March 1, 2017

I spent Sunday hiking along Clear Creek in the company of a curious herd of six deer, who came within 20 feet of me.  Bigger rivers may afford more opportunities for boating.  Cold-water trout streams in the northeast part of the state may have better fishing.  But the warm-water creeks in Central Iowa have their own charms.

Deer by Clear Creek
Deer by Clear Creek in Munn Woods

Clear Creek starts in Boone County and passes through Munn Woods and Pammel Woods in Ames before joining Squaw Creek.  As a boy, the woods along this creek was one of my favorite places, full of interesting rocks and animal tracks and birds and crayfish, the site of both noisy stick battles with my friends and quiet contemplation.

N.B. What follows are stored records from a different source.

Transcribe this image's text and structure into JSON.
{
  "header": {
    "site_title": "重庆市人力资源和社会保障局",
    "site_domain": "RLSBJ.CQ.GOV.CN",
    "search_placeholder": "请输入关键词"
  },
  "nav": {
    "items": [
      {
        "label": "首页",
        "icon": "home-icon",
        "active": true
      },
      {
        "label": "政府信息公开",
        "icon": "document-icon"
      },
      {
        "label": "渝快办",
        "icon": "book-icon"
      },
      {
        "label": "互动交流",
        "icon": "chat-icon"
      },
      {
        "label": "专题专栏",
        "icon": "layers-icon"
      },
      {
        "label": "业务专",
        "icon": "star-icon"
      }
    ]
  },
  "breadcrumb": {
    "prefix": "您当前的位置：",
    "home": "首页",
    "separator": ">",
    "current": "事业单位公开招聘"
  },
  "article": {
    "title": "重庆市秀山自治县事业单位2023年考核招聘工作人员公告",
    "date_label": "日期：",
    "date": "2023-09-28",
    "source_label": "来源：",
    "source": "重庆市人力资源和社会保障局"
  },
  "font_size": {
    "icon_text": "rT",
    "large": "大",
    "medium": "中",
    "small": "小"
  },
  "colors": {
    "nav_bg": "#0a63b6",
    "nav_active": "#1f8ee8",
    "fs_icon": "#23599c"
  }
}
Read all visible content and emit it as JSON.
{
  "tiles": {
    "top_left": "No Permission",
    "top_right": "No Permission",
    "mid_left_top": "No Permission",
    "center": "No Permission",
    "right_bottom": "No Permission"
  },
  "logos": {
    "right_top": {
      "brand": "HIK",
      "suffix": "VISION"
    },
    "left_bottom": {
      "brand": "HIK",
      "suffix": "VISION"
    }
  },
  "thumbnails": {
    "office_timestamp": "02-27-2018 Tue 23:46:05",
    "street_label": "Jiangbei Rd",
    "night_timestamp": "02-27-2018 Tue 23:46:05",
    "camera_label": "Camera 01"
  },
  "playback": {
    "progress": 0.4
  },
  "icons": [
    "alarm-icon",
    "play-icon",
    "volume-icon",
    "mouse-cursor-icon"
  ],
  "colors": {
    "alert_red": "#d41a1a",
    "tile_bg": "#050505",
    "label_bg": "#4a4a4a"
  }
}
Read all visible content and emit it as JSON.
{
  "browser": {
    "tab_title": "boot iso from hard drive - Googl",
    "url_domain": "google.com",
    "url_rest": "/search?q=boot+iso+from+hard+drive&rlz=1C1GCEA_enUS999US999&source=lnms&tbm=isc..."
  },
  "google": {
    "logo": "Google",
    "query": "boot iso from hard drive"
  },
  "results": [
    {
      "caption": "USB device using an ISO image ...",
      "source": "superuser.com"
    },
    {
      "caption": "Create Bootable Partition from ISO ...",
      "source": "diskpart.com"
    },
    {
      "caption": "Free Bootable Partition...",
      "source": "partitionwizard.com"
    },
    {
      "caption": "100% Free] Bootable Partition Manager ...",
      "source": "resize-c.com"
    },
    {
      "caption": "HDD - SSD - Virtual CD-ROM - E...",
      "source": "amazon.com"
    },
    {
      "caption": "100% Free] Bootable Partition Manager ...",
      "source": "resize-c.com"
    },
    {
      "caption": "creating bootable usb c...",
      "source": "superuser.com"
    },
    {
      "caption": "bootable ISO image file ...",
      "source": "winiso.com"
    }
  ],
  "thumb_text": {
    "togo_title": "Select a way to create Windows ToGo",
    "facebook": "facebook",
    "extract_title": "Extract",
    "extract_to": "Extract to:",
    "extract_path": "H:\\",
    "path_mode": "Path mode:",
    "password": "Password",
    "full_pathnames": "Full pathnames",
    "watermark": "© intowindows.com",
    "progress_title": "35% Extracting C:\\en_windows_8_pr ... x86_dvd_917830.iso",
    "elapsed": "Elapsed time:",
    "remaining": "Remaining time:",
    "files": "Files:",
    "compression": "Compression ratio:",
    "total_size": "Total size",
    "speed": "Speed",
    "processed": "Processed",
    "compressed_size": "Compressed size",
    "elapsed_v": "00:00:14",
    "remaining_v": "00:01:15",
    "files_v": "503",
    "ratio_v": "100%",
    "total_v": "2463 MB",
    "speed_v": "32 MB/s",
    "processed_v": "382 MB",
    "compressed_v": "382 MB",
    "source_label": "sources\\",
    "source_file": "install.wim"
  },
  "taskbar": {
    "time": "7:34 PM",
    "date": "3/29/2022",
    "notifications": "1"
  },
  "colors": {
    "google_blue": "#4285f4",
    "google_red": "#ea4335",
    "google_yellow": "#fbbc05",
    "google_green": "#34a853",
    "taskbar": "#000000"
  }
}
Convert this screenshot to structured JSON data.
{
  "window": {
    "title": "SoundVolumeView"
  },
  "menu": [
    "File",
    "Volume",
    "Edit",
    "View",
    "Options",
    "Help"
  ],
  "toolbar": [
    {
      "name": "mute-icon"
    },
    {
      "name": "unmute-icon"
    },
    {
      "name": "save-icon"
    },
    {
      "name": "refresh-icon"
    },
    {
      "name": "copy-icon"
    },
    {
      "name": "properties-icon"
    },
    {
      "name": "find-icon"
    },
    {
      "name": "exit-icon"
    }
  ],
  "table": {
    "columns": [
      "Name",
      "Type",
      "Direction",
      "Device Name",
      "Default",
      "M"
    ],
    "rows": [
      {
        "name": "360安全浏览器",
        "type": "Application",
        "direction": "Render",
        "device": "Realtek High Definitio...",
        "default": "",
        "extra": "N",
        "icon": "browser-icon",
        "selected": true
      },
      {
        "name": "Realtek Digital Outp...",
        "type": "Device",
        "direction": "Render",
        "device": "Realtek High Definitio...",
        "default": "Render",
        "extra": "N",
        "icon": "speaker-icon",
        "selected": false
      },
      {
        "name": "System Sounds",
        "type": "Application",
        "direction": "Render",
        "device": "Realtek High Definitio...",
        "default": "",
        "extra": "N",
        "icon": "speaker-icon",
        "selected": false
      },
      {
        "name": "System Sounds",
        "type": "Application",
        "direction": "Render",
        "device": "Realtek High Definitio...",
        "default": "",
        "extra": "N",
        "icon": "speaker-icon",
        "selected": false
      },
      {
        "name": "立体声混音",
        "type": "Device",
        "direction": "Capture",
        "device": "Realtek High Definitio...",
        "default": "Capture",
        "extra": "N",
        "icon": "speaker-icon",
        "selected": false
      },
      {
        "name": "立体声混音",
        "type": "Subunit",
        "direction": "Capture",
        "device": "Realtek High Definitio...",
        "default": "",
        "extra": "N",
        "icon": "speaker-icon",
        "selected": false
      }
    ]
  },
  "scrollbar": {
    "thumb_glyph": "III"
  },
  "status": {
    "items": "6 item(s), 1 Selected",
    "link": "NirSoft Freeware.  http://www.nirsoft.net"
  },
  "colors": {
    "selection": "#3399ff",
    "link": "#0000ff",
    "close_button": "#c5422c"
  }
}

As my environmental consciousness grew, I would go to the woods to pick up litter.  At the time, I had no idea the storm drain emptied to creek, or else I would have stopped my friends from throwing pop cans down there.  A recent survey showed that 37% of Iowans imagine that storm sewers go to the wastewater treatment plan or soak into the ground, so labels like this one below are a valuable reminder.

Storm drain label: "No dumping - drains to creek"
Labeled storm drain in Ames: “No Dumping. Drains to Creek”

In revisiting Clear Creek, I was struck by what a marvelous thing a creek can be if given some space to roam. (Thank you Iowa Natural Heritage Foundation.)  I’ve heard from many people in both the city and the country who share my fond memories of time spent by the creek near where they grew up.  Not every Iowa creek has hills and woods this dramatic, but if we treat them as something more than drainage systems for our convenience, any local creek can instill in a child the same sense of wonder and discovery that this one did for me.

-Dan Haug, Watershed Educator

Clear Creek meanders through Munn Woods
Clear Creek meanders through Munn Woods